(Prompt): Copy out every line of the records where the string "main" occurs.
·····
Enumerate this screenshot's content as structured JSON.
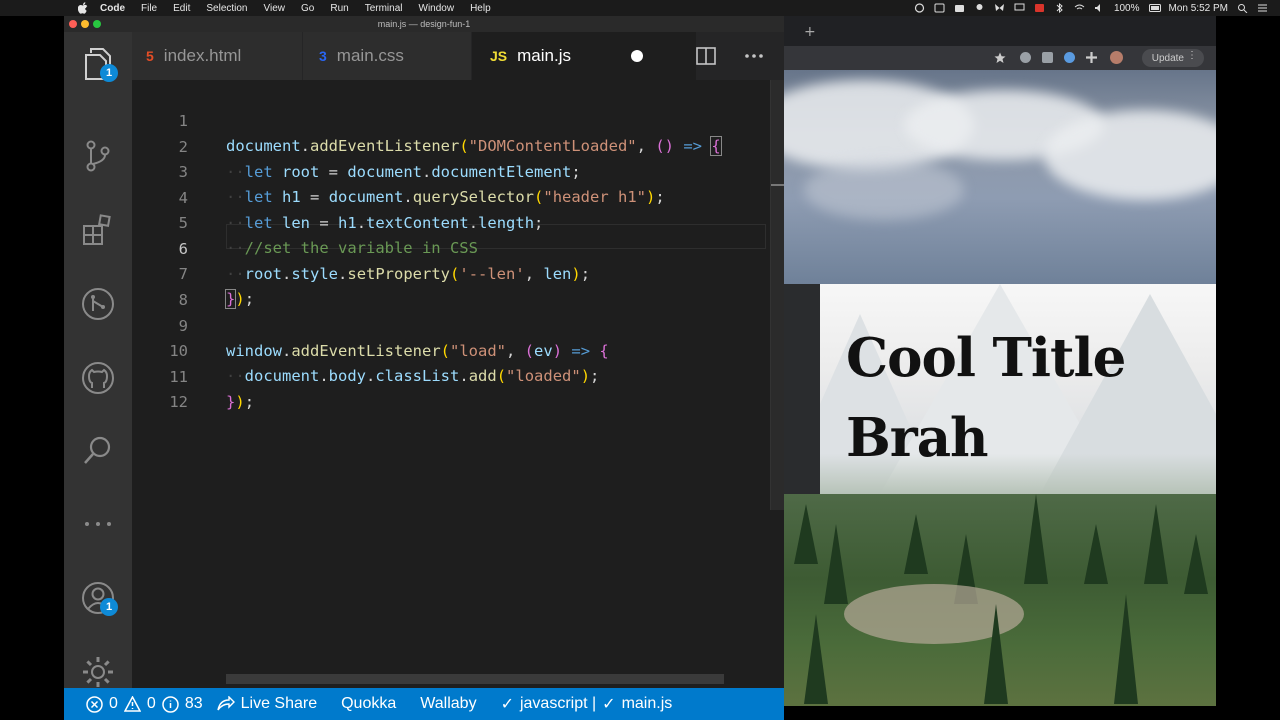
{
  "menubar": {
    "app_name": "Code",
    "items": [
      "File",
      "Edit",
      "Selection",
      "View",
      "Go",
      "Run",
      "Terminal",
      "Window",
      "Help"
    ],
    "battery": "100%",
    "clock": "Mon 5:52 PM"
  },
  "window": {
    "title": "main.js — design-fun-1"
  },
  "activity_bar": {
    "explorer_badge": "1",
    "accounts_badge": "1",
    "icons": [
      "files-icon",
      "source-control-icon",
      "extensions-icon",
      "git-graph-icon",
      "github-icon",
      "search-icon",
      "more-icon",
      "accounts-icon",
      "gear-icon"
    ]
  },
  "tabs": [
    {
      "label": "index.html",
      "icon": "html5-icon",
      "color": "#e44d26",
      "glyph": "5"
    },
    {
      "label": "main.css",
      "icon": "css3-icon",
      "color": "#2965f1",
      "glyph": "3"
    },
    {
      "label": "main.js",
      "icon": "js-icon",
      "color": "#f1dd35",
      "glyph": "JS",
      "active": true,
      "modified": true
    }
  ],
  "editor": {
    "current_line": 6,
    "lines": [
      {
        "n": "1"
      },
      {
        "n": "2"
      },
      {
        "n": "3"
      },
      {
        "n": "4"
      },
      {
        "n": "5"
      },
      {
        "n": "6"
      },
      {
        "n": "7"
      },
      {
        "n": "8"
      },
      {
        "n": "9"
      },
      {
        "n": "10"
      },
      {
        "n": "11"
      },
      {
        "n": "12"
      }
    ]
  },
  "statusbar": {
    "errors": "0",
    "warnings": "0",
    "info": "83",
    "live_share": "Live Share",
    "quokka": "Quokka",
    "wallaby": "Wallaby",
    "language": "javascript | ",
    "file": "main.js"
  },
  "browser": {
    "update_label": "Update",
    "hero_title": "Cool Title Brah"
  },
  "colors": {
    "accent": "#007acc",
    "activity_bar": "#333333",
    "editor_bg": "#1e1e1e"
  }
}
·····
(Exercise solution):
    "title": "main.js — design-fun-1"
      "label": "main.css",
      "label": "main.js",
    "file": "main.js"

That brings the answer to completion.